In the second quarter, U.S. housing prices were at their least affordable levels since the third quarter of 2008, according to the Q2 2018 U.S. Home Affordability study from ATTOM Data Solutions.
The home affordability index, at 95 in the second quarter, was down from an index of 102 in the previous quarter and down from 103 a year earlier, according to the data. It was the lowest level since the third quarter of 2008, when the index hit 86.
The affordability index is based on the percentage of income that is needed to buy a median-priced home relative to historic averages. An index above 100 indicates that median home prices are more affordable than the historic average, whereas a number below the 100 threshold points to prices that are less affordable than the historic average.
Recently, home prices have been rising faster than wages. Meanwhile, mortgage rates are also increasing the costs for homebuyers.
“Slowing home price appreciation in the second quarter was not enough to counteract an 11% increase in mortgage rates compared to a year ago, resulting in the worst home affordability we’ve seen in nearly 10 years,” Daren Blomquist, senior vice president at ATTOM Data Solutions, said in a statement. “Meanwhile home price appreciation continued to outpace wage growth, speeding up the affordability treadmill for prospective homebuyers even without the rise in mortgage rates.”
The median home cost $245,000 in the second quarter, up 4.7% from a year ago, according to ATTOM.
Overall, the median home price has increased 75% since hitting a bottom in early 2012, ATTOM data shows. Wages have increased only 13% over that same period.
Annual growth in median home prices outpaced average wage growth in 275 of the 432 counties ATTOM analyzed.

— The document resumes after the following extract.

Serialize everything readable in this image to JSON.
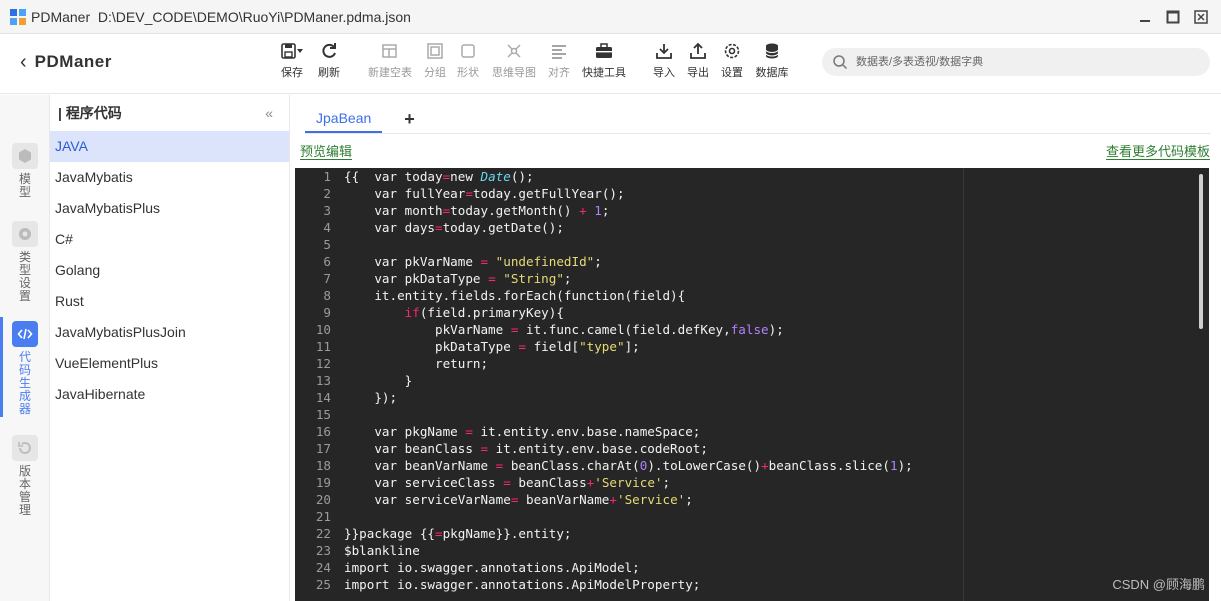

Scroll through to see a list of areas with the lowest home affordability indexes.